Professor of Intelligent Control and
Robotics at University of Bahrain.
He has received BSc. in Electrical
Engineering (from University of
Bahrain in 1986), done MSc. in
Electronics in 1989 (from University
of Southampton, UK), and in 1994
he received University of Reading
Ph.D. in Cybernetics and Robotics
Control. Dr. Mattar has interests in
Robotics Control, Modeling and Control. This includes
clustering with fuzzy, Neural Networks, Evolutionary
Computation, and their real applications in Robotics and
Control. Mattar is a member of a number of professional
societies locally and internationally. Locally, he is a member of
Bahrain Society of Engineers (BSE), board member of the

E. Mattar: A Practical Neuro-Fuzzy Mapping

Academic Society in Bahrain, board member of the Technology
Transfer Society. Internationally, Mattar is a member of the
IEEE, member of IEEE Control Educational Society, IEEE
Robotics and Automation Society (RAS), an active IET
member, IET Bahrain Network Honorary Chair, X-IET
EMEA Regional Board Member, X-member of IET Knowledge
Programme Advisory Member, and member of some control
societies world-wide. Dr. Mattar has published a number of
journal and conferences articles in the area of dexterous robotic
hands, Control, Optimal robotic hand forces, Neural multi-finger
robot hand grasping and control, optimal fuzzy control, and
Neuro-fuzzy systems, intelligent control. Dr. Mattar has been a
responsible body for two major conferences in Bahrain,
including the IET ICIS-2008 (International Conference on
Intelligent Systems, December 2008), and a responsible body
for three IET symposiums in Bahrain, including (New
Directions in Automatic Control: Theories and Applications,
April 2010. Dr. Mattar is also an ABET accreditation expert, as
has been leading a team for a positive full Electrical and
Electronics Engineering Programs accreditation over the period
from 2005-2010, for College of Engineering at Bahrain
University. Elected Honorary Chair for the IEE and IET for two
Sessions, Bahrain Local Network Committee. . Organizing
Head for the International Conference on (Millennium Dawn in
Training and Continuing Education), 16-18th of April 2001. A
responsible organizer for a Power Forum : (Trends Toward
Power System Networks Enhancement), 26th February. 2008.

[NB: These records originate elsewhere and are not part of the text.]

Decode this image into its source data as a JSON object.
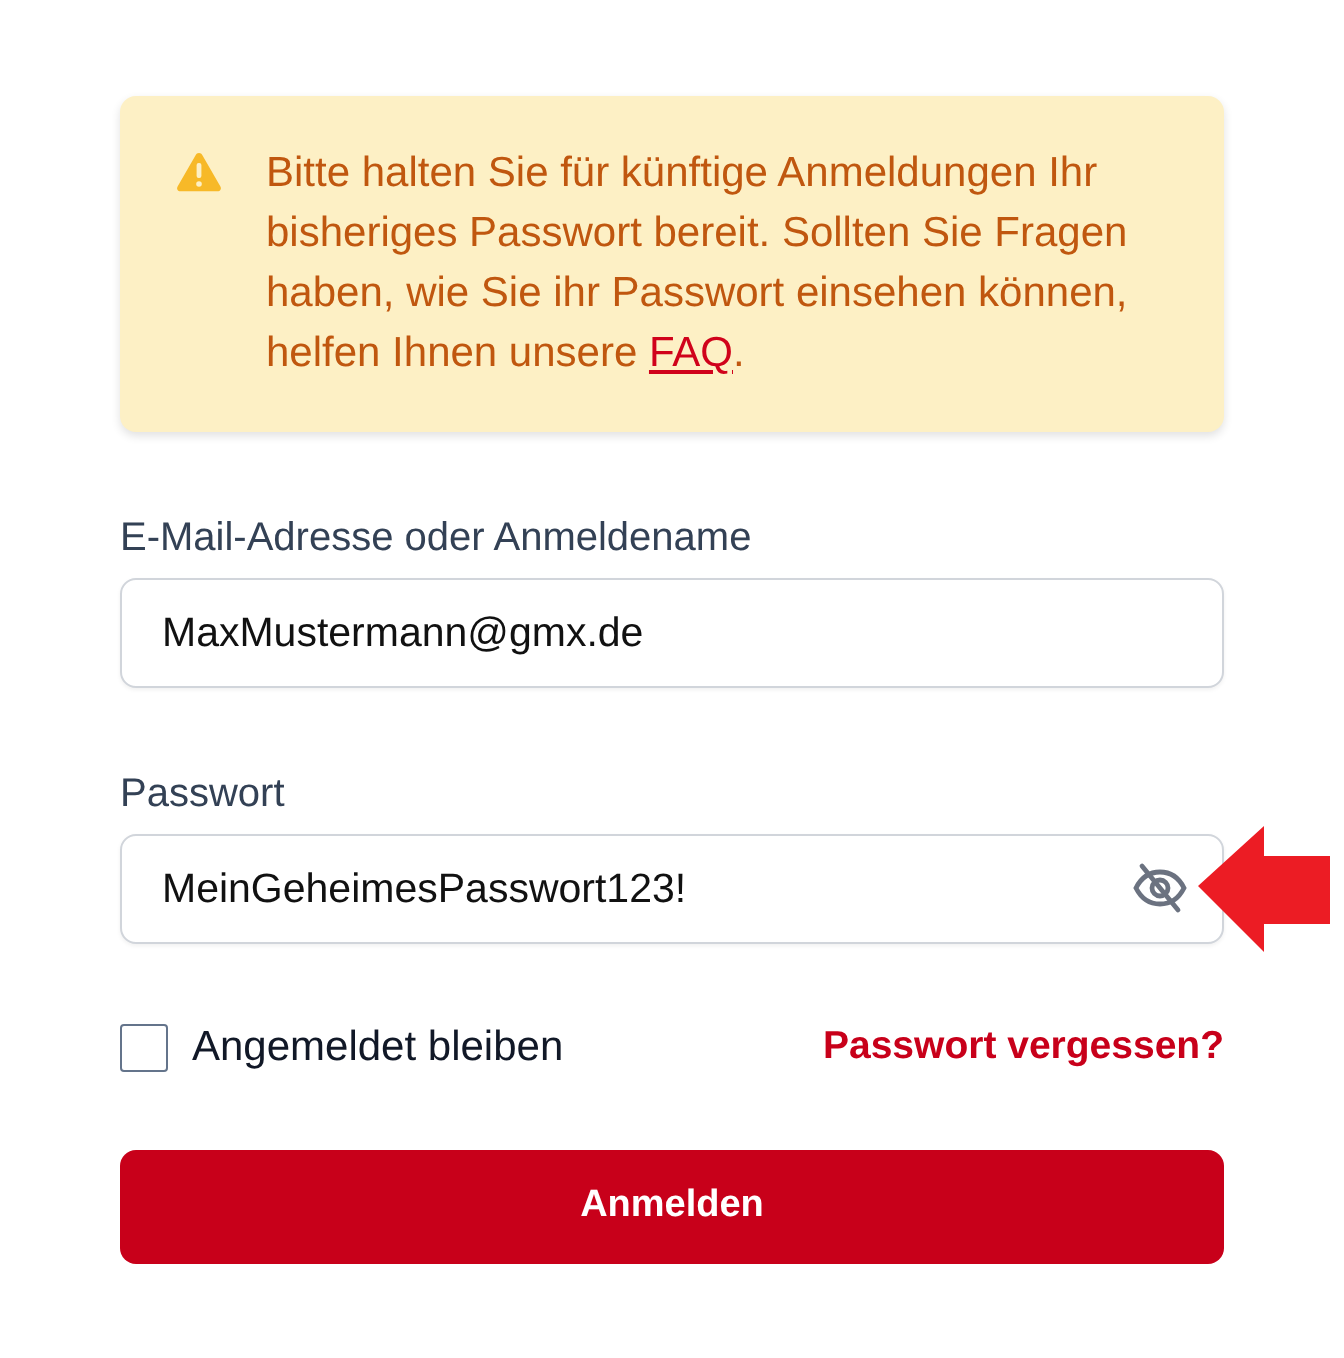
{
  "notice": {
    "text": "Bitte halten Sie für künftige Anmeldungen Ihr bisheriges Passwort bereit. Sollten Sie Fragen haben, wie Sie ihr Passwort einsehen können, helfen Ihnen unsere ",
    "link": "FAQ",
    "suffix": "."
  },
  "fields": [
    {
      "kind": "text",
      "label": "E-Mail-Adresse oder Anmeldename",
      "value": "MaxMustermann@gmx.de"
    },
    {
      "kind": "password",
      "label": "Passwort",
      "value": "MeinGeheimesPasswort123!",
      "revealed": true
    }
  ],
  "remember": {
    "label": "Angemeldet bleiben",
    "checked": false
  },
  "forgot_link": "Passwort vergessen?",
  "submit": "Anmelden"
}
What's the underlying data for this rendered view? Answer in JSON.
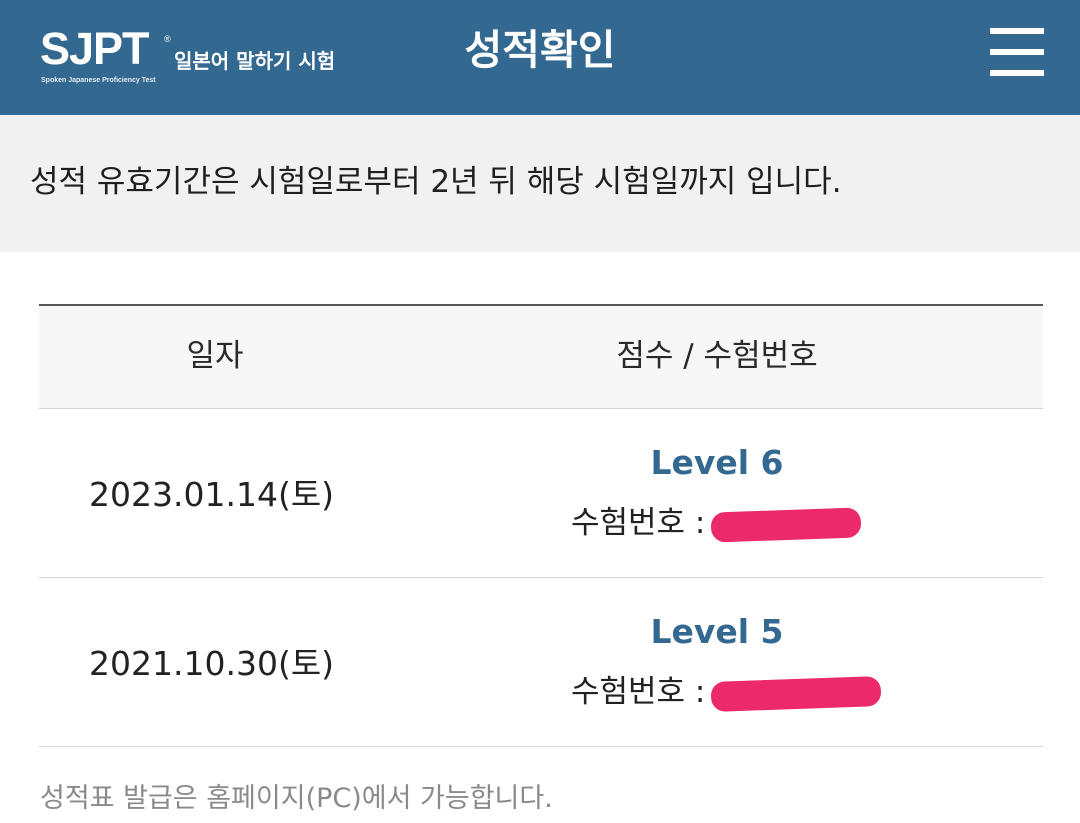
{
  "header": {
    "logo": {
      "main": "SJPT",
      "reg": "®",
      "korean": "일본어 말하기 시험",
      "subtitle": "Spoken Japanese Proficiency Test"
    },
    "title": "성적확인",
    "menu_icon": "hamburger-menu-icon"
  },
  "notice": {
    "text": "성적 유효기간은 시험일로부터 2년 뒤 해당 시험일까지 입니다."
  },
  "table": {
    "columns": [
      "일자",
      "점수 / 수험번호"
    ],
    "rows": [
      {
        "date": "2023.01.14(토)",
        "level": "Level 6",
        "exam_label": "수험번호 :",
        "exam_number_redacted": true
      },
      {
        "date": "2021.10.30(토)",
        "level": "Level 5",
        "exam_label": "수험번호 :",
        "exam_number_redacted": true
      }
    ]
  },
  "footer": {
    "note": "성적표 발급은 홈페이지(PC)에서 가능합니다."
  },
  "colors": {
    "header_bg": "#336891",
    "accent": "#336891",
    "notice_bg": "#f1f1f1",
    "redaction": "#ec2a6b"
  }
}
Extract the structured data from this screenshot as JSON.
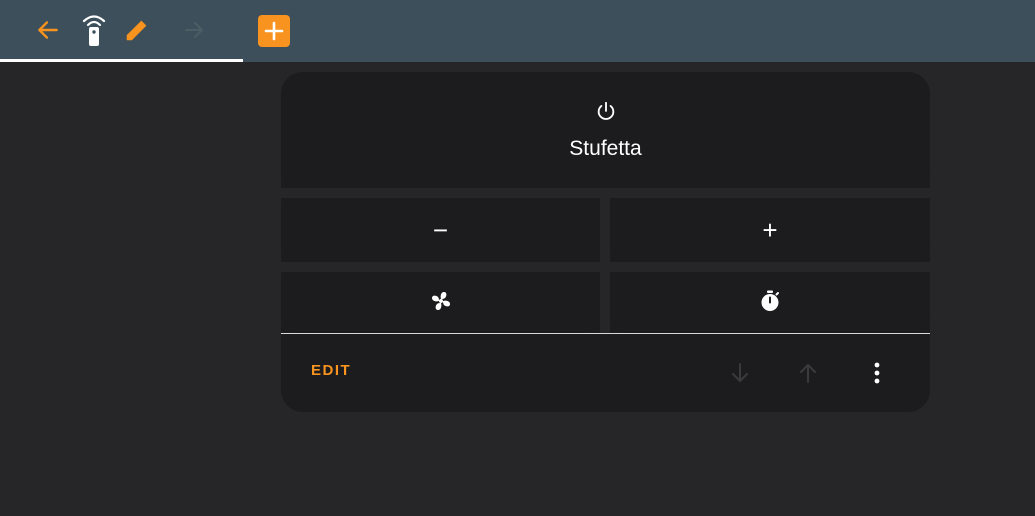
{
  "toolbar": {
    "icons": [
      "back-arrow-icon",
      "remote-icon",
      "pencil-icon",
      "forward-arrow-icon"
    ],
    "add_icon": "plus-square-icon"
  },
  "card": {
    "main_tile": {
      "icon": "power-icon",
      "label": "Stufetta"
    },
    "minus_label": "−",
    "plus_label": "+",
    "fan_icon": "fan-icon",
    "timer_icon": "timer-icon",
    "footer": {
      "edit_label": "EDIT",
      "move_down_icon": "arrow-down-icon",
      "move_up_icon": "arrow-up-icon",
      "more_icon": "more-vertical-icon"
    }
  },
  "colors": {
    "accent": "#f7931e",
    "topbar": "#3c4f5a",
    "background": "#262628",
    "card": "#1c1c1e",
    "disabled": "#3a3a3c"
  }
}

A responsible organizer for a Communication Forum :
Challenges and Trends in Modern Communication), 7th May
2008. A responsible organizer for an IET International
Conference on Intelligent Systems (ICIS-2008), 1-3rd December
2008. A responsible organizer for an IET Control Symposium:
(New Directions in Automatic Control: Theories and
Applications), 26th of April 2010.
Chairing Continuing
Engineering Education Program, University of Bahrain (19982002). Chairing Electrical and Electronics Engineering
Department, University of Bahrain (2004-2009), also seconded
from UOB as the Director General of the Bahrain Training
Institute (2011-2012).